Since Cody took over, the Cats have played 60 championship games and their record is remarkable: won 52, drew one, lost seven.

That vast experience is why Cody argues: "We shouldn't be in a position where suddenly one defeat is going to shatter our confidence. The team has been together too long for that to happen."

Yet their usually inscrutable boss acknowledges that it did raise question marks about his team's ability to maintain their own stratospheric standards, particularly with an aging defence.

Henry Shefflin (33), Brian Hogan (31), JJ Delaney (30), Jackie Tyrrell (30) and Aidan Fogarty may have shown incredible durability heretofore, but no one can outrun him forever, and a few more of Kilkenny's marquee players such as Tommy Walsh (29), Michael Rice and Eoin Larkin (both 28) are not getting any younger.

Cody accepts: "There would be some wonder around the place, like, is the team coming to an end?

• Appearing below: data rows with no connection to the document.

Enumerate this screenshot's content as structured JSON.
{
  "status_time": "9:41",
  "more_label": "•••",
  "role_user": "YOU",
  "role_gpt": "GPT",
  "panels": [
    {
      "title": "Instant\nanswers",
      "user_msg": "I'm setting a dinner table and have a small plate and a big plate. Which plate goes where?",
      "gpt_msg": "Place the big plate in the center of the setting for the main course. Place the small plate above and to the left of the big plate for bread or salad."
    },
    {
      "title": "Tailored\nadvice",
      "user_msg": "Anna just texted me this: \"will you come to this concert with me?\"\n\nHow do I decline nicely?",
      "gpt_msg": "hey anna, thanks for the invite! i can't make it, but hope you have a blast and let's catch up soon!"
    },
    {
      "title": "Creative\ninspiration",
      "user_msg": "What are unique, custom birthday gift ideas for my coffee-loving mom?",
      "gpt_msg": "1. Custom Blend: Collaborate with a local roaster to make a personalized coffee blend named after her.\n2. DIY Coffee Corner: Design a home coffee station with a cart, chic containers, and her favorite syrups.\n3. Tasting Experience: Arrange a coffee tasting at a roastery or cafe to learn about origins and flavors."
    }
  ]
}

There's speculation on that, that's fair enough but it didn't occur to me," he said in the wake of their Leinster final flop.

Yet he admits that Galway's youth could also work in Kilkenny's favour: "If you go back through the history of sports, very often a team first time out will grab the game by the scruff of the neck and just take off, as if they were playing a challenge match.

"Other times the opposite can happen, the team that's on the go a long time will take control, but I don't think either is going to happen in this game," he said.

"I think both teams will put in a good performance, the game will be fought out on the pitch and the better team on the day will win."

If there is a county that has a bit of an Indian sign over the current Kilkenny team, it is Galway.

Of those seven championship losses in Cody's 14-year reign, it is Galway who have done the most damage, but Cody says he still supports the principle of letting the Connacht natives take part in the Leinster championship.

"I'm not in the business of trying to help Galway get to All-Ireland finals or anything like that, but I have never had the slightest problem whatsoever with them coming in to be a part of the Leinster championship," he says.

"I firmly believe it's good. It certainly didn't make sense in a way, that they were just over there in Connacht with no game to play. It's good for hurling, and that's fine for me."

It is Galway who have inflicted the most damage on his team in recent years: beating Kilkenny in All-Ireland semi-finals in 2001 and 2005 and in this year's Leinster final.

"They've done well against us a few times, that's for sure," Cody explains. "But I don't think it matters, it's not an issue as far as we're concerned.

"Obviously, we got a serious beating and that focused the mind very much. But if that had happened in the All-Ireland semi-final that was our year over.

"Everyone understood it was a very bad beating, but we had an opportunity to do something about it, another avenue opened up for us.

"It was an opportunity that we wouldn't always have had, so it wasn't a case of having to motivate players. They came back totally focused and totally determined to salvage the season again and, thank God, it took an extra game, but we got to the final where we wanted to be and the challenge now is to go ahead and win it."

Irish Independent